Information on EAA Chapter 1310, EAA AirVenture Oshkosh, and General Aviation

August 2008Monthly Archives

Chapter Trip to Old Rhinebeck Aerodrome

Our trip to the Aerodrome started out well. Bill flew there in the Tiger Moth, and Mark flew there in his L-5. Three road vehicles made the trip, and everyone arrived within ten minutes of each other. The weather couldn’t have been better with sunny skies and light winds.

A tour of the museum was held shortly after we arrived so we were able to get some detailed information on the planes no longer flying or restored for display.

They were able to put quite a few more planes in the air than during our last visit two years ago. A couple of the more temperamental planes were only hopped down the runway, but there was a good selection of aircraft.

This is the last season for Stanley Segala’a Flying Farmer routine. I’m glad I got to see it one more time. Stanley takes the Piper Cub and does a high performance (Well, as high as you can get in a Cub.) takeoff. Then he performs loops, rolls, and finishes with a engine-off landing where he stops the plane at the center of the runway to pick up the had he forgot to get when he left.

The show concluded on a tragic note though. The Nieuport 24 bis and Fokker DR1 tri-plane were doing a mock dogfight routine. They were going to do a head-on pass, but the Nieuport appeared to stall in the turn coming back to the field. The routines performed there are quite low, so the pilot was unable to recover and was killed in the crash. I was watching the Fokker at the time, so that is what I’ve heard from people watching the Nieuport. The pilot’s name is expected to be released tomorrow.
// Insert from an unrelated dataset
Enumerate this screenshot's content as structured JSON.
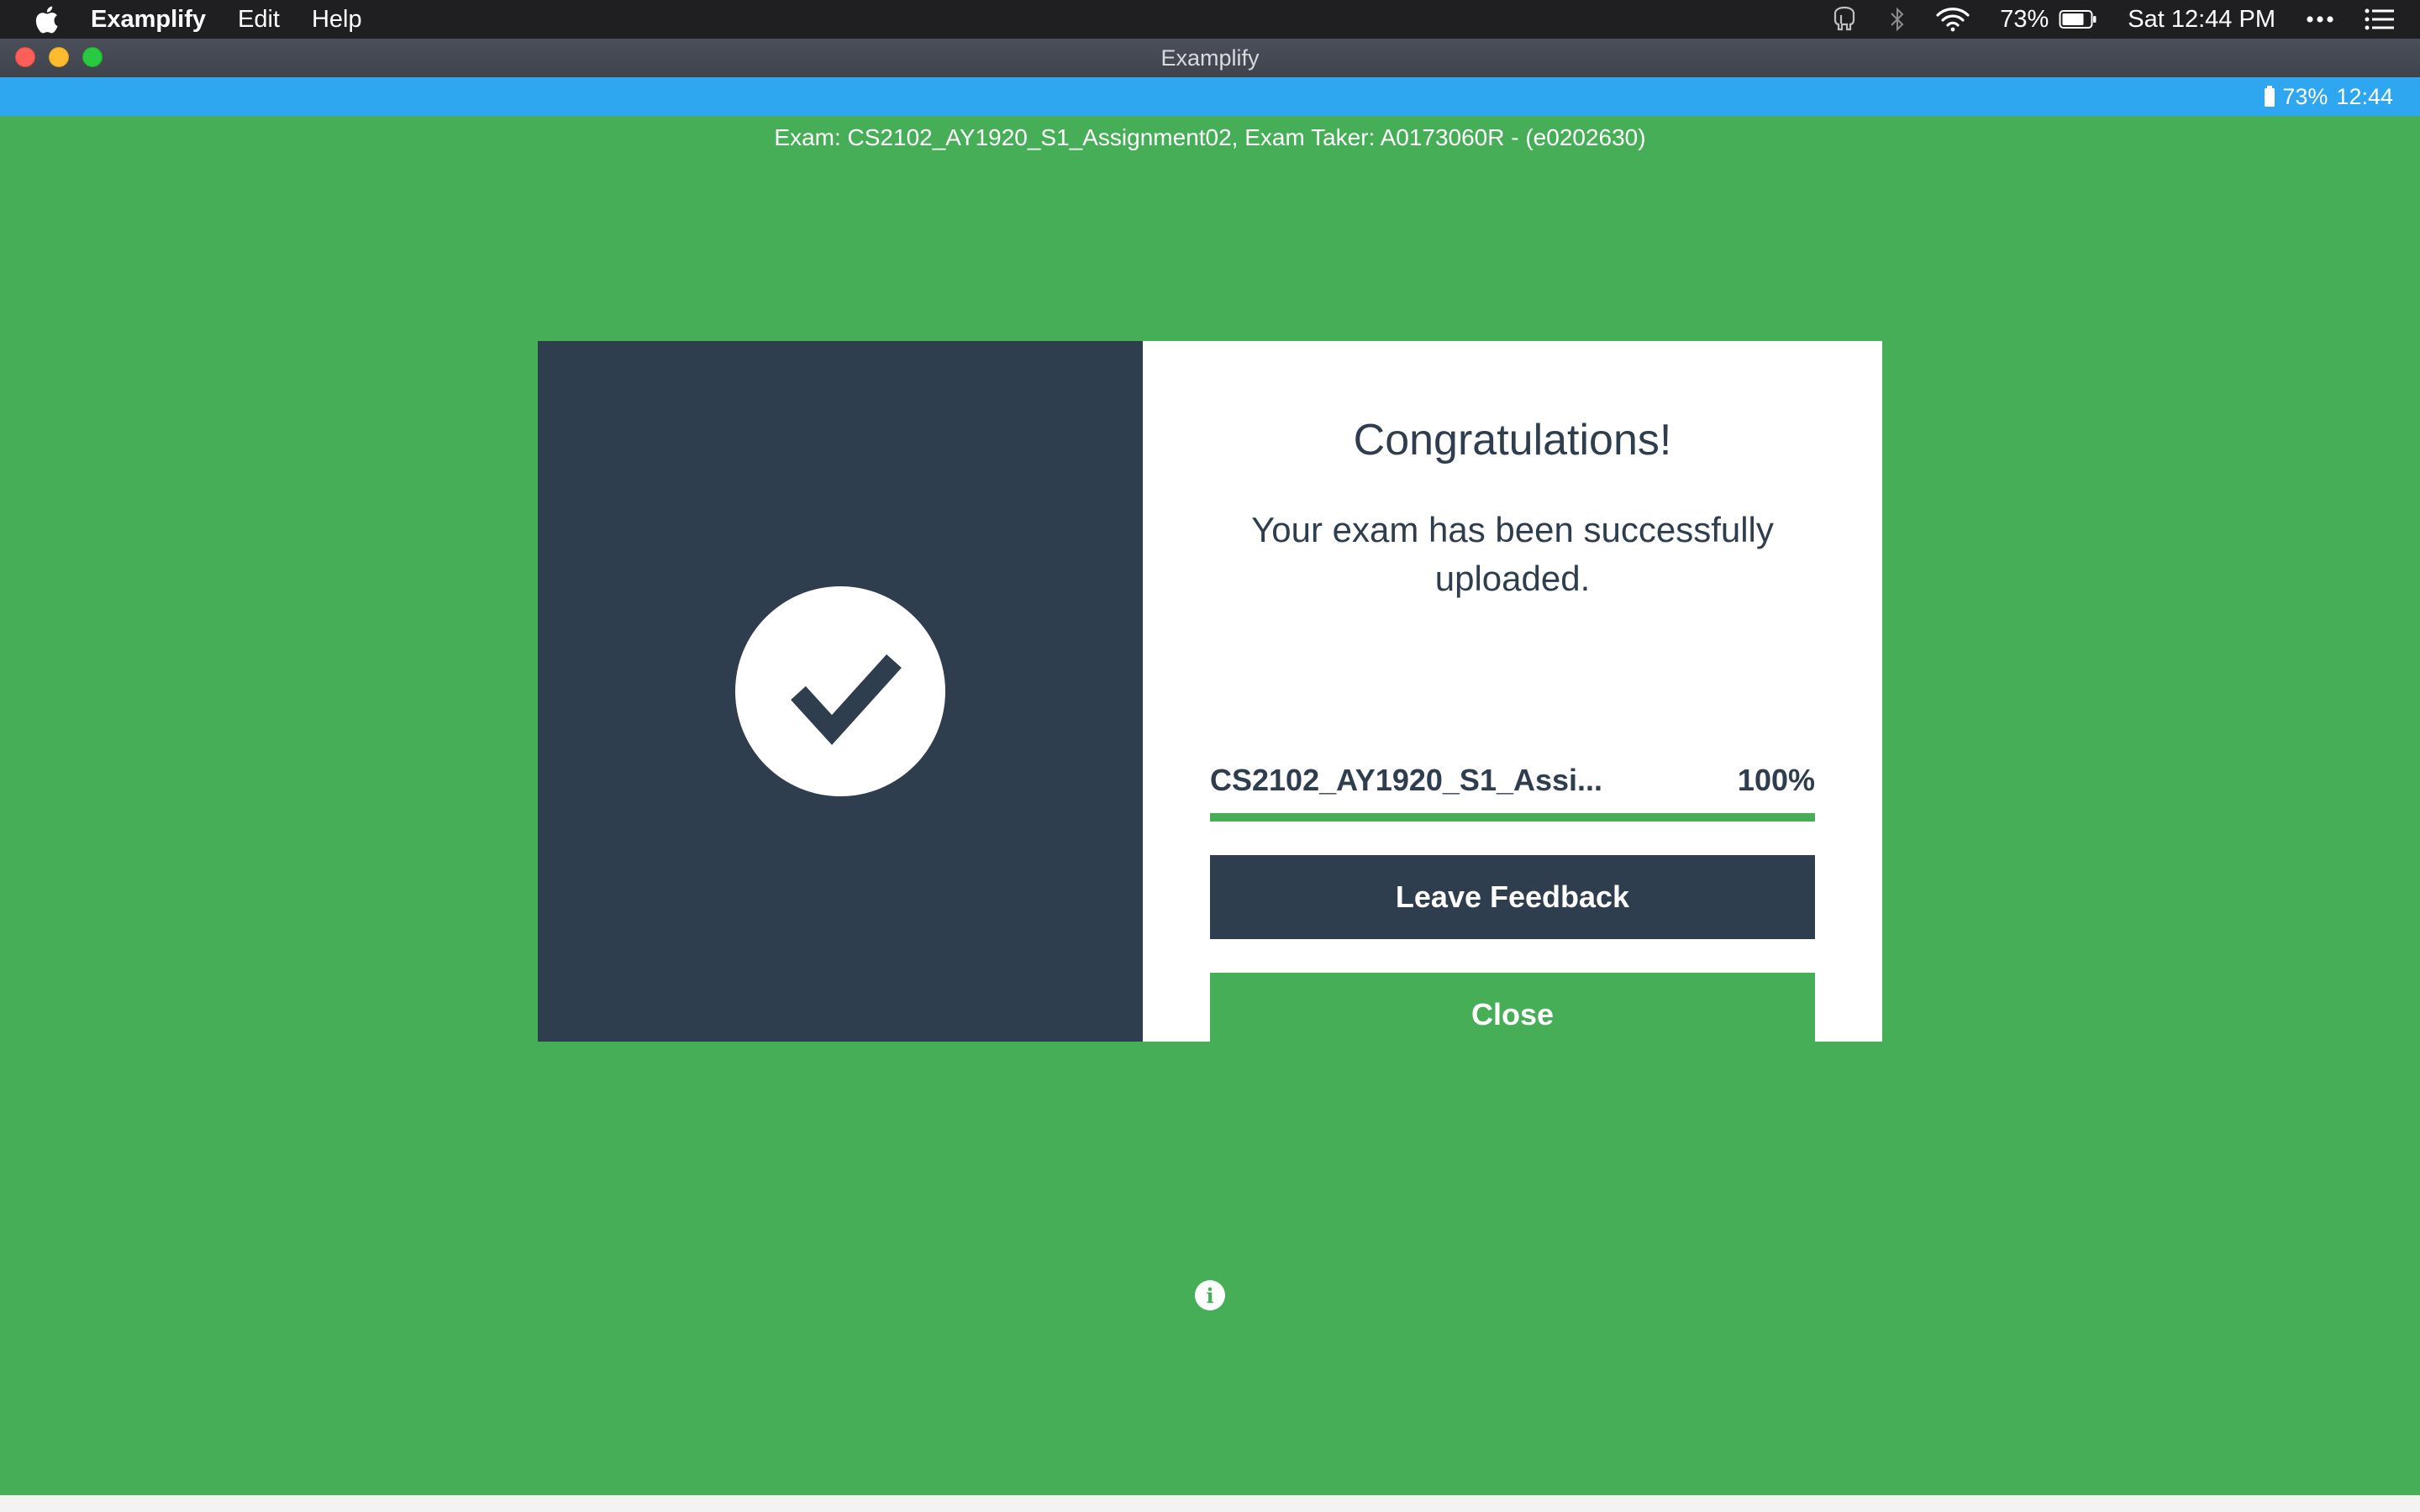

According to NTSB records, there have been 10 accidents at, or near the Aerodrome in its history. This was the first one that was fatal.

AirVenure Day 6

The crowd was reported as very large yesterday.

At the EAA annual meeting EAA President Tom Poberzny announced that a program will be starting next year that will bring AirVenture to the members all year long. No details were provided. He also said that besides the airshow and vendors, there were 1,200 events scheduled during the week.

Earlier this week, the Cirrus Jet made its public debut.

The site change plan will start to be implemented over the winter.

International visitors were up this year from last 1,657 vs 1,333 from 64 countries vs. 56 last year. The declining value of the US dollar is making the trip to Airventure more affordable for people outside this country.

Oshkosh Day 5

Significant events were that John Travolta’s 707 had a compressor problem on takeoff last night which caused quite a commotion, but nothing besides an aborted takeoff. The plane taxied back and took off about 15 minutes later.

The old tower will be coming down probably in September, so get your photos of it now.

I heard that a couple years ago they started a new rule when removing porta-potties from the grounds to knock on the door first.

400 Warbirds were registered this year, an increase over last year.

Oshkosh Day 4

Last night was the Gathering of Eagles dinner/fundraising event for the Young Eagles program. 1,060 people attended including Arnold Palmer, Harrison Ford and John Travolta. Mr Ford also attended the chapter presidents’ reception at the Ford pavilion.

The V-22 Ospry tilt-rotor aircraft arrived and did a demo at the show.

On a sad note, two people died in a Lancair Legacy while on short-final to runway 27.

The changes to the Experimental Aircraft Builder rule is getting a lot of attention this year. While the stated purpose of the change is to ensure that the builder has actually put the plane together, the exact wording includes the separate terms of assembly and fabrication. These aren’t clearly defined. Right now we are in the extremely short 30 day comment period, so we need to comment on this rule now. It doesn’t need to be too technical. Just read the summaries provided by EAA and AOPA. Then put your thoughts into writing and get it out to help preserve your ability to build your own plane.

I’ve been listening to EAA Radio, and Glen and Harrison Martin, developers of the Martin Jetpack have said that they won’t be flying the unit again this week. Initially they said that there were insurance issues, but currently they say they’ve been working very hard this week, and along with the jet lag from traveling from New Zealand, they are quite fatigued. Therefore they won’t be risking an accident at the show.